==== AVAILABLE RECORDS
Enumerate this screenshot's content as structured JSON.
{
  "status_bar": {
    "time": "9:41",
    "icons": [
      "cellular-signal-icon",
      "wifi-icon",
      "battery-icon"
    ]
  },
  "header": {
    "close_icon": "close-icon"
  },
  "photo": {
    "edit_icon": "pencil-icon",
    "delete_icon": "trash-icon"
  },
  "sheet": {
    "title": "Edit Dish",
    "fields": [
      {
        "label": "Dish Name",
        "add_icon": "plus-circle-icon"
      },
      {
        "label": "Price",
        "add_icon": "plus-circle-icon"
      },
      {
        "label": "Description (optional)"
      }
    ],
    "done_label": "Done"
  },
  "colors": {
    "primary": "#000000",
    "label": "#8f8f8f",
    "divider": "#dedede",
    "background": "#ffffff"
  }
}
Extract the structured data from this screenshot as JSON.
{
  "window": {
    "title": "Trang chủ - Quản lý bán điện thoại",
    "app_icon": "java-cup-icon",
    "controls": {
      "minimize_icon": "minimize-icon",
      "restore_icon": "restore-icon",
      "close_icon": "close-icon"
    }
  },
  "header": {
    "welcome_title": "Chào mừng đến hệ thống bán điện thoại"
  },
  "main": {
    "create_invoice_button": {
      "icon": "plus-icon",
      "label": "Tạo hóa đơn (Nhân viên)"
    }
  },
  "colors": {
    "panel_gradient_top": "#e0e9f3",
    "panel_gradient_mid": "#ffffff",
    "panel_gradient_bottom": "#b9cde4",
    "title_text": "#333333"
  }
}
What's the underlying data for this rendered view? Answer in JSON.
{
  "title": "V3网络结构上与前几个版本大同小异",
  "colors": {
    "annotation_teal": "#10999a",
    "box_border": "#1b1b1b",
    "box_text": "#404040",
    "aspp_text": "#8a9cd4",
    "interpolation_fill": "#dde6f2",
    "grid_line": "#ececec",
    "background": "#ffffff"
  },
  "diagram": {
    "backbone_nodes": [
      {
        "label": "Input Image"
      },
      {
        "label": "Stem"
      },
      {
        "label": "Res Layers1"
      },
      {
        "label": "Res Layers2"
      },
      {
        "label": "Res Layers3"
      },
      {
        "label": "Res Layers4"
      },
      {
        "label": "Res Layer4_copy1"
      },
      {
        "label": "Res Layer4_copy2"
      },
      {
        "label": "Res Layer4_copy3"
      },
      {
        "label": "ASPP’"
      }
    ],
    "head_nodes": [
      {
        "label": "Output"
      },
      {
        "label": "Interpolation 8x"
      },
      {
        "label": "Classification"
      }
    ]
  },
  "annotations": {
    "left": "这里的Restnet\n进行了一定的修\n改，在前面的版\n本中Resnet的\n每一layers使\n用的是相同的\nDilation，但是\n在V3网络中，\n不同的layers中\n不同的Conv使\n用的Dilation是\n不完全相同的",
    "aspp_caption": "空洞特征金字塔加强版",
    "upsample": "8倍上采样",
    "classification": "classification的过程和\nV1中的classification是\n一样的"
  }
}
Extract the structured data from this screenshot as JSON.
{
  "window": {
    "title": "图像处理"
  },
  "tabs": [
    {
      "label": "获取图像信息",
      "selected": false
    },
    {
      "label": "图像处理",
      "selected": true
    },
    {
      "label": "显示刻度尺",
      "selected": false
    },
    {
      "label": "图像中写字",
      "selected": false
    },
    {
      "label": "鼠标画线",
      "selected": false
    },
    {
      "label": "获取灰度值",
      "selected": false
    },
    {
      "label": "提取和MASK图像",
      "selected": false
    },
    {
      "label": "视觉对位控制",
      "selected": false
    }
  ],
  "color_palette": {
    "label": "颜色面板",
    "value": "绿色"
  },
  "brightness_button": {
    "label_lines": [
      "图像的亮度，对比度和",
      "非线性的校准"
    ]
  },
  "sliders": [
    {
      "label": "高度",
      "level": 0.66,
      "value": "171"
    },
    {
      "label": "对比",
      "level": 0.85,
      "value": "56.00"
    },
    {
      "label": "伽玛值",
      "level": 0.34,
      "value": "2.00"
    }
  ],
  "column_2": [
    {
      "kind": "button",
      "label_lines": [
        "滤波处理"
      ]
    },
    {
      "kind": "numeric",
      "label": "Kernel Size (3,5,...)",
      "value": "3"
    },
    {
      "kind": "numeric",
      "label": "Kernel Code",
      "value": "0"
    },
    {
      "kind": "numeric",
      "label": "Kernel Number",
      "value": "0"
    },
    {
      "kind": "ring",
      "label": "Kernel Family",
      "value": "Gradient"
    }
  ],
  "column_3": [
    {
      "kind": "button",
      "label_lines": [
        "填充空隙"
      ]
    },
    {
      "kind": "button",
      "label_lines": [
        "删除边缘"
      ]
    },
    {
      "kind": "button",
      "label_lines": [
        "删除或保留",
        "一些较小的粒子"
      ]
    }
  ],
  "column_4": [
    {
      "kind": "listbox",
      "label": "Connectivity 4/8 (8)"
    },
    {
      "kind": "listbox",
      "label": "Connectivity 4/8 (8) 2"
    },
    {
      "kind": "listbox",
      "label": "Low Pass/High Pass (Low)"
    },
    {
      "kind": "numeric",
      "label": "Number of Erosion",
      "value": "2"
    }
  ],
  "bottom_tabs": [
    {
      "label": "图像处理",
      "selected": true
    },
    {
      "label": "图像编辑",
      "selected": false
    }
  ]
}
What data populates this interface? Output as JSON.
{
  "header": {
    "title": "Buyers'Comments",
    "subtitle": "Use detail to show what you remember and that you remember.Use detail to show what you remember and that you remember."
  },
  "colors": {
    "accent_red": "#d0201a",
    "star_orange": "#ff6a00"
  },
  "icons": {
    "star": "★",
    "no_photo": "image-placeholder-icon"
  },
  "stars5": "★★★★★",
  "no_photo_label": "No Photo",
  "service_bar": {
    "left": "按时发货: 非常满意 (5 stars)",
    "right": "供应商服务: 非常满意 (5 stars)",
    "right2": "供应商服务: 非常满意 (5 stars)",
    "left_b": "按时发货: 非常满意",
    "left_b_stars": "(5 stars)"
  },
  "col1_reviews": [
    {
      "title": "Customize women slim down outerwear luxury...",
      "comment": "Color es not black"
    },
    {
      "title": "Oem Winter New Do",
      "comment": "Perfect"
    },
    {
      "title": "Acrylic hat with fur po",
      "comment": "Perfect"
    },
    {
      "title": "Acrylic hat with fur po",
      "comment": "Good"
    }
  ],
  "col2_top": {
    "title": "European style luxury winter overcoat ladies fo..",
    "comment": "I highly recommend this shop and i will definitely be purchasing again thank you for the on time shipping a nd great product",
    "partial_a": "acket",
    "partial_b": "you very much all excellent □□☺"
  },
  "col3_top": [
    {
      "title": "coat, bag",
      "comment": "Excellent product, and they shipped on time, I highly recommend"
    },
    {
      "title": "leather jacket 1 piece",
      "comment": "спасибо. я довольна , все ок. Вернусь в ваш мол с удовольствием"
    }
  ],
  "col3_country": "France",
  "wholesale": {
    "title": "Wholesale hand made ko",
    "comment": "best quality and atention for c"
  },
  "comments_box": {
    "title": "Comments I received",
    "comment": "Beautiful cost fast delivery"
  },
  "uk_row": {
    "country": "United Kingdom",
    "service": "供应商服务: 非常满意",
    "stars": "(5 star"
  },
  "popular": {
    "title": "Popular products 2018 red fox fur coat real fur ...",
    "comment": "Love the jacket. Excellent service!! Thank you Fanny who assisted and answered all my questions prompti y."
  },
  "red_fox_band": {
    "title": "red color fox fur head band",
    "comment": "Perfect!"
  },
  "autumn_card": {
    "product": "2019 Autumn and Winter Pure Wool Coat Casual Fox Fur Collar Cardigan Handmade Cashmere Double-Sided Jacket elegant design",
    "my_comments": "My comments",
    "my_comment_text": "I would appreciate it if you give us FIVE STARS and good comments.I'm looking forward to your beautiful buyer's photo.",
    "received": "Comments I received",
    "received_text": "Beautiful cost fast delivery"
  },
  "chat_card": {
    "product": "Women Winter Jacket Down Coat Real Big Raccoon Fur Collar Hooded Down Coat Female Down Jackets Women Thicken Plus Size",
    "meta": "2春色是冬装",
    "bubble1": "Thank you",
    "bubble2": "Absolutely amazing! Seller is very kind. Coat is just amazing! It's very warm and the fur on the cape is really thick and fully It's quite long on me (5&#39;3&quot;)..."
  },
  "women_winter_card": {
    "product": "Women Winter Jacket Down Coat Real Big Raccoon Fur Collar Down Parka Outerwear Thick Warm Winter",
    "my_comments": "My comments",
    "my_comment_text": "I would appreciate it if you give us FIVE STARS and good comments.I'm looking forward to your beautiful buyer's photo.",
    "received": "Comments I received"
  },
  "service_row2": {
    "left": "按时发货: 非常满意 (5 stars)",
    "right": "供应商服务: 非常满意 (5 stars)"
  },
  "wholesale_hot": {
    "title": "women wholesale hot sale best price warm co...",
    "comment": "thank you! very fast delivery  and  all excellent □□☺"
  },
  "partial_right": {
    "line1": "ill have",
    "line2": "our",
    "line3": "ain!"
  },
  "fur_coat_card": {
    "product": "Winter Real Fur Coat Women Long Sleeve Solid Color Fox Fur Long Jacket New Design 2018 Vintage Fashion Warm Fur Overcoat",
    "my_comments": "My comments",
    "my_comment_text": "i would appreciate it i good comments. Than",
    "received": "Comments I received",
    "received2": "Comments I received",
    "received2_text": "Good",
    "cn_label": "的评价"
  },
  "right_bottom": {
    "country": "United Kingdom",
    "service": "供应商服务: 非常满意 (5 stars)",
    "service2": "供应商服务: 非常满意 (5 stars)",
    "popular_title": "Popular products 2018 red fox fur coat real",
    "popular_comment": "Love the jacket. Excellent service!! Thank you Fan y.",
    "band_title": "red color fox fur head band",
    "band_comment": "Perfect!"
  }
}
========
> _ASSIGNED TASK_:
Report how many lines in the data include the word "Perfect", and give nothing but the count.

> _THE COMPLETED TASK_:
4